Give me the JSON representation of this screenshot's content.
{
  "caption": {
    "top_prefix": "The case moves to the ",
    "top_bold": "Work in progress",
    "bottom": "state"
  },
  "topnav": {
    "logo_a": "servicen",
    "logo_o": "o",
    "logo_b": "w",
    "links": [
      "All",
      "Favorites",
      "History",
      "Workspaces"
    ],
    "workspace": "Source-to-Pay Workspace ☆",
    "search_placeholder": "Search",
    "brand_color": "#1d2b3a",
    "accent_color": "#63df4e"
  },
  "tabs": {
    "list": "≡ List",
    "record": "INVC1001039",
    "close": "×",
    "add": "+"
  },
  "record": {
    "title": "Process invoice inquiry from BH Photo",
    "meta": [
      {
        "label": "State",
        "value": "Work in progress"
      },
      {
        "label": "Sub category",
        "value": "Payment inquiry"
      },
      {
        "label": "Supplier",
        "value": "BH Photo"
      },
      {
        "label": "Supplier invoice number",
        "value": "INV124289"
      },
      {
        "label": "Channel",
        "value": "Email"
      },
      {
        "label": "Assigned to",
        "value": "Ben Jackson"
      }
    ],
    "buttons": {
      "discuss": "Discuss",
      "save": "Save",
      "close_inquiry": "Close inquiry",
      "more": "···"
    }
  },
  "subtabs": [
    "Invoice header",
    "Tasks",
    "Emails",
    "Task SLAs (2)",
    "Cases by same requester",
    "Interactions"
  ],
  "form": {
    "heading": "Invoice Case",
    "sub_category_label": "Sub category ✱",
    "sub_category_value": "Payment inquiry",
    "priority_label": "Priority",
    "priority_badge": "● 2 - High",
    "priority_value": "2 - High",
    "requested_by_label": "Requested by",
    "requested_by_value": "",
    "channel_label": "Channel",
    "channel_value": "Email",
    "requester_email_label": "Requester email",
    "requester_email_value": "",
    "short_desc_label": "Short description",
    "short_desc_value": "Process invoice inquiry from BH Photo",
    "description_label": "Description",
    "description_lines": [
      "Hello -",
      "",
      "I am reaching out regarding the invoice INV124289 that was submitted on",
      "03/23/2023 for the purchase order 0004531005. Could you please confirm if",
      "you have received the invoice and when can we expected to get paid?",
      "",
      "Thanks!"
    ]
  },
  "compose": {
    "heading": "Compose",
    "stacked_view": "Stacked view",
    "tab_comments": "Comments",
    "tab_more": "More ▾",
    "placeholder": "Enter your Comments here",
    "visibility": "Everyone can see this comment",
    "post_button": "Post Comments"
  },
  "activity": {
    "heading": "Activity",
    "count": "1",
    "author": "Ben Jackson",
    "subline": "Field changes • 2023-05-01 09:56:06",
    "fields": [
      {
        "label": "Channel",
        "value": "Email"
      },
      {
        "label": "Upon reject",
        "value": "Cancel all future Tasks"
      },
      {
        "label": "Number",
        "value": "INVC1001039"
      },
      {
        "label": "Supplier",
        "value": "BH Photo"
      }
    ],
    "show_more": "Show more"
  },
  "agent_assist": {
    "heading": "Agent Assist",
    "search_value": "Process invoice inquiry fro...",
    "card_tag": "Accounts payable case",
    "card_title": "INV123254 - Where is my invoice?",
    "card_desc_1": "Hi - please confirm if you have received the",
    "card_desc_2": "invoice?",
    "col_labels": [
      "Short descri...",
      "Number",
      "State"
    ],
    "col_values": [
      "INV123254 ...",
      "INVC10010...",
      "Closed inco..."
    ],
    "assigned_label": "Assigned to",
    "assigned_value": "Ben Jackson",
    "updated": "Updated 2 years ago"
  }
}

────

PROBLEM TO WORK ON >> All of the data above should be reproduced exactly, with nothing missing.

ANSWER BOX >>
Give me the JSON representation of this screenshot's content.
{
  "caption": {
    "top_prefix": "The case moves to the ",
    "top_bold": "Work in progress",
    "bottom": "state"
  },
  "topnav": {
    "logo_a": "servicen",
    "logo_o": "o",
    "logo_b": "w",
    "links": [
      "All",
      "Favorites",
      "History",
      "Workspaces"
    ],
    "workspace": "Source-to-Pay Workspace ☆",
    "search_placeholder": "Search",
    "brand_color": "#1d2b3a",
    "accent_color": "#63df4e"
  },
  "tabs": {
    "list": "≡ List",
    "record": "INVC1001039",
    "close": "×",
    "add": "+"
  },
  "record": {
    "title": "Process invoice inquiry from BH Photo",
    "meta": [
      {
        "label": "State",
        "value": "Work in progress"
      },
      {
        "label": "Sub category",
        "value": "Payment inquiry"
      },
      {
        "label": "Supplier",
        "value": "BH Photo"
      },
      {
        "label": "Supplier invoice number",
        "value": "INV124289"
      },
      {
        "label": "Channel",
        "value": "Email"
      },
      {
        "label": "Assigned to",
        "value": "Ben Jackson"
      }
    ],
    "buttons": {
      "discuss": "Discuss",
      "save": "Save",
      "close_inquiry": "Close inquiry",
      "more": "···"
    }
  },
  "subtabs": [
    "Invoice header",
    "Tasks",
    "Emails",
    "Task SLAs (2)",
    "Cases by same requester",
    "Interactions"
  ],
  "form": {
    "heading": "Invoice Case",
    "sub_category_label": "Sub category ✱",
    "sub_category_value": "Payment inquiry",
    "priority_label": "Priority",
    "priority_badge": "● 2 - High",
    "priority_value": "2 - High",
    "requested_by_label": "Requested by",
    "requested_by_value": "",
    "channel_label": "Channel",
    "channel_value": "Email",
    "requester_email_label": "Requester email",
    "requester_email_value": "",
    "short_desc_label": "Short description",
    "short_desc_value": "Process invoice inquiry from BH Photo",
    "description_label": "Description",
    "description_lines": [
      "Hello -",
      "",
      "I am reaching out regarding the invoice INV124289 that was submitted on",
      "03/23/2023 for the purchase order 0004531005. Could you please confirm if",
      "you have received the invoice and when can we expected to get paid?",
      "",
      "Thanks!"
    ]
  },
  "compose": {
    "heading": "Compose",
    "stacked_view": "Stacked view",
    "tab_comments": "Comments",
    "tab_more": "More ▾",
    "placeholder": "Enter your Comments here",
    "visibility": "Everyone can see this comment",
    "post_button": "Post Comments"
  },
  "activity": {
    "heading": "Activity",
    "count": "1",
    "author": "Ben Jackson",
    "subline": "Field changes • 2023-05-01 09:56:06",
    "fields": [
      {
        "label": "Channel",
        "value": "Email"
      },
      {
        "label": "Upon reject",
        "value": "Cancel all future Tasks"
      },
      {
        "label": "Number",
        "value": "INVC1001039"
      },
      {
        "label": "Supplier",
        "value": "BH Photo"
      }
    ],
    "show_more": "Show more"
  },
  "agent_assist": {
    "heading": "Agent Assist",
    "search_value": "Process invoice inquiry fro...",
    "card_tag": "Accounts payable case",
    "card_title": "INV123254 - Where is my invoice?",
    "card_desc_1": "Hi - please confirm if you have received the",
    "card_desc_2": "invoice?",
    "col_labels": [
      "Short descri...",
      "Number",
      "State"
    ],
    "col_values": [
      "INV123254 ...",
      "INVC10010...",
      "Closed inco..."
    ],
    "assigned_label": "Assigned to",
    "assigned_value": "Ben Jackson",
    "updated": "Updated 2 years ago"
  }
}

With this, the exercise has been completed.